This article is based on an article from the Japanese edition of Engadget and was created using the translation tool Deepl.
Hi, I'm Gian Suzuki, who bought the Pixel 4a for my wife. At the same time I borrowed a product from Google, my wife wanted to buy a new phone, so I recommended the Pixel 4a to her almost without hesitation.
In other words, at this point in time, "If you're a light smartphone user, you have no other choice but the Pixel 4a," but I won't get paid by the Engadget editorial team if I finish the article, so I'm going to start a very long meander here.
Small, fast enough, one camera but super beautiful, and you can use Suica with it
The headline above is a sales pitch to my wife, but these are the four features of the Pixel 4a. In case you're wondering, I'm going to write down the main specifications because it's standard, but I didn't tell my wife this.
Rear Camera: Single, 12.2 MP dual-pixel, f/1.7 aperture, 1.4 µm pixel width, 77° field of view, Autofocus with dual pixel phase detection, Optical + electronic image stabilization,
Front Camera: Single, 8 MP, f/2.0 aperture, 1.12µm pixel width, 84° field of view, Fixed focus
Security: Fingerprint Recognition (rear-mounted)
SIMs: Single Nano SIM, eSIM
Battery: 3140 mAh
Other than the four sales pitches, I told my wife that the only color is Just Black, non-waterproof, non-wireless charging, you can't insert a memory card, but you can record four times as much data as your current phone.
She was quite worried about the fact that it was only black in color, but when I told her that she should just wear a case, she agreed. The reason wasn't that she wanted a pretty color, but that "a flashy color is more convenient for me to find my phone when I have it in my bag," she said.
Just to be sure, I will check the performance

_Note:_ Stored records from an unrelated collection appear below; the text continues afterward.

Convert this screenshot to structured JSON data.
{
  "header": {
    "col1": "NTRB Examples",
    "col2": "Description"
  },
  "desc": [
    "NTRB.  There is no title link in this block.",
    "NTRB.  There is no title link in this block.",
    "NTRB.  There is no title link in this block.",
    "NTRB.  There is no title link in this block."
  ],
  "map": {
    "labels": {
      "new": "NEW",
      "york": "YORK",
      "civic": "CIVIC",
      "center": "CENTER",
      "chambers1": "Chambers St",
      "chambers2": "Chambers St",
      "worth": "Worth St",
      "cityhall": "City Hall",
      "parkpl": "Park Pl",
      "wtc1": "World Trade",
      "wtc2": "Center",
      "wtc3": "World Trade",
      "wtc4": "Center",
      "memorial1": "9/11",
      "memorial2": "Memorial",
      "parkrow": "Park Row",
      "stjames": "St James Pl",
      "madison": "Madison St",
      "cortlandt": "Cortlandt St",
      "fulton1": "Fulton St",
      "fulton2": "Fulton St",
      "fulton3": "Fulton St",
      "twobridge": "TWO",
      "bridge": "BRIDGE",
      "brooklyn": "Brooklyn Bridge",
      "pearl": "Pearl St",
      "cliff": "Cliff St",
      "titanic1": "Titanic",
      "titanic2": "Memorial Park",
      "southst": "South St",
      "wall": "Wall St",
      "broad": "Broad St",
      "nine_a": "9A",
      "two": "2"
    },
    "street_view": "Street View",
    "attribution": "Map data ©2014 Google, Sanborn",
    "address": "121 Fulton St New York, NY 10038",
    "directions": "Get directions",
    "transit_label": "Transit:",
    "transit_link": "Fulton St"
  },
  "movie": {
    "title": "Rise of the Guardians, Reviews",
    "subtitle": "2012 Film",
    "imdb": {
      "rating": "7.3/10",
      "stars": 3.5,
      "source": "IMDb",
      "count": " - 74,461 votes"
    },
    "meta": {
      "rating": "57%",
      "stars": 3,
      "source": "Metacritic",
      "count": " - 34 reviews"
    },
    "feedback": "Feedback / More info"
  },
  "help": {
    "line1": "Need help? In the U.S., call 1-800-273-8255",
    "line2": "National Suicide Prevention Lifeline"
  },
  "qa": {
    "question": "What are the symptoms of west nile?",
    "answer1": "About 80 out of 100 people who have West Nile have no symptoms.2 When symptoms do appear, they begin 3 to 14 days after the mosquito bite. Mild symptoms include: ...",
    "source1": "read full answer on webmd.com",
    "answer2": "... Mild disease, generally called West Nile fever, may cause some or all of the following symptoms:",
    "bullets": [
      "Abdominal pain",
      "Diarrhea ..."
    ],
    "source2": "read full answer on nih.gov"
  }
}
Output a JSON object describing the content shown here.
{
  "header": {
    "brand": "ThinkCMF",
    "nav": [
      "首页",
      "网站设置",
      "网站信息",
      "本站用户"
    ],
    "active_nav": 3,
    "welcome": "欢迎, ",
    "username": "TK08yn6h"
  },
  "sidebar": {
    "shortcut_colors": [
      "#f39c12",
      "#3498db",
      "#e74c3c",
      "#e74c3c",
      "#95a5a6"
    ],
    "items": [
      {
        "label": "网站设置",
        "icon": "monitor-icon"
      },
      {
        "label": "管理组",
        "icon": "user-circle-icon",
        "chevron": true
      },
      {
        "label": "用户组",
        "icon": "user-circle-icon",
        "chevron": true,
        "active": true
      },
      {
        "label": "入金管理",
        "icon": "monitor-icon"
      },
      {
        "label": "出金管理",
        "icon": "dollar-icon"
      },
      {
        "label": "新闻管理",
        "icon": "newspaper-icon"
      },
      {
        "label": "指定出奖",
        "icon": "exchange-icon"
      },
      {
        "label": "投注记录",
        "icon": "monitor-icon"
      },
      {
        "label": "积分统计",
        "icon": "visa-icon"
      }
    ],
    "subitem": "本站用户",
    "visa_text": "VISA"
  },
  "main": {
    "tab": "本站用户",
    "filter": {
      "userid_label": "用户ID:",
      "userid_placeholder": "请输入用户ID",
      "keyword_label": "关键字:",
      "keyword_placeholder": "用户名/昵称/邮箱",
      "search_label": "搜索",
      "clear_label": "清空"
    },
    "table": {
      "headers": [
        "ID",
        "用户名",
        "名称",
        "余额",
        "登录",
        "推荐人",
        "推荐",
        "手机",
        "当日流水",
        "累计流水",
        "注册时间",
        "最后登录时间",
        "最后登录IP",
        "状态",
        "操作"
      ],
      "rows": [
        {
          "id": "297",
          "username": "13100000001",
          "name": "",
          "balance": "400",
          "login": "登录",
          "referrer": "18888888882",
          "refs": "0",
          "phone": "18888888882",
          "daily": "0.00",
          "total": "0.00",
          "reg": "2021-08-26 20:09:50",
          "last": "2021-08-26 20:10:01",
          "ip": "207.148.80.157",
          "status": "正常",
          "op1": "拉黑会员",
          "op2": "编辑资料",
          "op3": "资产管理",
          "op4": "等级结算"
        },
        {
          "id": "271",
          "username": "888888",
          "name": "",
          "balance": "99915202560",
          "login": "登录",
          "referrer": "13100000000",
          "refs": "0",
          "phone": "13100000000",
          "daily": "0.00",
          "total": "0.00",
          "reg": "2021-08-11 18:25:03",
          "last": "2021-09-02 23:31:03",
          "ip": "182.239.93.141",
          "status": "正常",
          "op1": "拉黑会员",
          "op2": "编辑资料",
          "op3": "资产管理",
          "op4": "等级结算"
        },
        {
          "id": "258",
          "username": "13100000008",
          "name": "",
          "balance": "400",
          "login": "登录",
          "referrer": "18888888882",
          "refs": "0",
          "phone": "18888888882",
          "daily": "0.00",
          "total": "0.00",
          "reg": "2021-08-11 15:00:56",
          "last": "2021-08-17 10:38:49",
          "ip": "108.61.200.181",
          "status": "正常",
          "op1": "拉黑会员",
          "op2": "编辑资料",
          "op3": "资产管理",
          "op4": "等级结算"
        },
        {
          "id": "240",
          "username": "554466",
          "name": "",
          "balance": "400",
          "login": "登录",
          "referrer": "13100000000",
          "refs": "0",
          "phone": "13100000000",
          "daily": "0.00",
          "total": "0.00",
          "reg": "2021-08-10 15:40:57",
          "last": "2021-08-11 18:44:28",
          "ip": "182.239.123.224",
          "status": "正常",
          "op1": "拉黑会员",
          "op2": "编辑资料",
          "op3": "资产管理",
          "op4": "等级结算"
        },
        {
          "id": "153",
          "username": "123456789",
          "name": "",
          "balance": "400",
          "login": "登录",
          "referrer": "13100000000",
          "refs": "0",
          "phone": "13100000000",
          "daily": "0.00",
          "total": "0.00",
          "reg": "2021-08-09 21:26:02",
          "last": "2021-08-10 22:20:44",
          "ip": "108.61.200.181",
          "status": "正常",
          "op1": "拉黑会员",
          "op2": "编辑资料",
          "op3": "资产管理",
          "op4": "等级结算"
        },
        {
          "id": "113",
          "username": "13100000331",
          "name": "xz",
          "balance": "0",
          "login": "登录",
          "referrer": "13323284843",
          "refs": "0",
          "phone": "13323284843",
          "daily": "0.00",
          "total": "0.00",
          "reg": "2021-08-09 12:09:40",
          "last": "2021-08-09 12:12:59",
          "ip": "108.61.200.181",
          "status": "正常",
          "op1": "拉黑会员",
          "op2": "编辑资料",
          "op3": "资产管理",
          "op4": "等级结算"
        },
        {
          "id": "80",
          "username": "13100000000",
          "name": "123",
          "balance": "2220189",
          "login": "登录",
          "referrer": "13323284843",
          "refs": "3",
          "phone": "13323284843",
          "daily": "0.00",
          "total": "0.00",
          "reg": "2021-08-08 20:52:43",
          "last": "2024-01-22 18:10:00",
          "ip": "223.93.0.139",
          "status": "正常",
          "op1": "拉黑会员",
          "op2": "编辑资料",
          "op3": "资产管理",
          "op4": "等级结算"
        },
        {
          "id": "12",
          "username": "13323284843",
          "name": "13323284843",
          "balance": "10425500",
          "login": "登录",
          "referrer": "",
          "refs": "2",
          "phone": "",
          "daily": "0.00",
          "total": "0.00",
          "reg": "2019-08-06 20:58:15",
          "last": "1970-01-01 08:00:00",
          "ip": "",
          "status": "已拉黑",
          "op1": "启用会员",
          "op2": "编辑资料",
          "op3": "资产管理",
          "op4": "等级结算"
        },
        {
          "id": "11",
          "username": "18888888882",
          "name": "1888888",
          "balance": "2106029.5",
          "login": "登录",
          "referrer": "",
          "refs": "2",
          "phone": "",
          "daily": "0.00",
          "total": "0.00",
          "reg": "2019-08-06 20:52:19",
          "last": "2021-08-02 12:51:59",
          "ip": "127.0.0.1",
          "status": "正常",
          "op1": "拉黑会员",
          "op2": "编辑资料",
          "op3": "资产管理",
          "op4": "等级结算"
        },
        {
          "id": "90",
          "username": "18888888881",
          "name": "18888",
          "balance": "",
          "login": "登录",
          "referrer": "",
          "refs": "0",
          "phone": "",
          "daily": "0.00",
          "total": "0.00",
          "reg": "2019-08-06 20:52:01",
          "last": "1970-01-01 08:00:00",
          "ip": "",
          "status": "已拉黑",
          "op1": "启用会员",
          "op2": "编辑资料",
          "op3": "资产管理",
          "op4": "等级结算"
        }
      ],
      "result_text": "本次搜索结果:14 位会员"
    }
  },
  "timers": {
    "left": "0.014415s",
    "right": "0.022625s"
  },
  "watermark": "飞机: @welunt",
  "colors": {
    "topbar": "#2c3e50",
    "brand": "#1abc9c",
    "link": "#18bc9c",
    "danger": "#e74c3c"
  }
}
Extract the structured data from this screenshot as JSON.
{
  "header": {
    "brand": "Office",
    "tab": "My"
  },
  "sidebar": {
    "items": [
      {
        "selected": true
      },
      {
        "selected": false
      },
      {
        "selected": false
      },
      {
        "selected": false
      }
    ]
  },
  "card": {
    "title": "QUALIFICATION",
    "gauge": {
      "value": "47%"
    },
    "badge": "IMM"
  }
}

My wife, who doesn't play any games on her phone, is fine with moderate performance, but when I ran the standard benchmark, it was exactly the right score. When I told my wife that the latest phones cost about 100,000 yen but are twice as fast, she replied, "The cheaper one is better. Even the 42,900 yen (for the Pixel 4a) is an expensive purchase," she replied immediately. I tend to use "work-related" excuses to buy flagship devices, but I'm grateful to my wife for teaching me about general financial sense.
More important than how many cameras are in the phone is whether you can get a good night view
My wife considers camera performance to be of the utmost importance. I took quite a few shots with the Pixel 4 and Pixel 4a for this article and to show my wife, but to be honest, I can't see any difference at all, even with a full-screen display on a 43-inch 4K display.
That's why I'm posting only the photos I took with the Pixel 4a this time. However, as you would expect, the Pixel 4, which has an optical telephoto camera, was higher resolution when zoomed in, so I'll post the comparison photos at the end.
By the way, my wife finally decided on the Pixel 4a after looking at the night scene mode photos. I think this depends on the person, but for my wife, the ability to capture a beautiful night scene was most important to her, rather than the number of cameras.
The Pixel 4's super-resolution zoom is up to 8x and the Pixel 4a's is up to 7x, but there's still a big difference in resolution when you zoom in. However, if you have a 21-inch display, the Pixel 4a's 7x super-resolution zoom is acceptable image quality, personally. By the way, my wife seems to be able to forgive even if it is displayed on a 43-inch display. If that is the case, Google setting the super-resolution zoom to 7x may be an exquisite decision for light users.
It's also perfect as the main device for users who love weird devices
I told you at the beginning of this article that if you're a light smartphone user, there's no other choice but the Pixel 4a, but after testing the Pixel 4a for a few weeks, even as a fanatic, I didn't feel it was any less than I imagined it would be. It's also a great main device for users who are passionate about weird devices.
This article is based on an article from the Japanese edition of Engadget and was created using the translation tool Deepl. The Japanese edition of Engadget does not guarantee the accuracy or reliability of this article.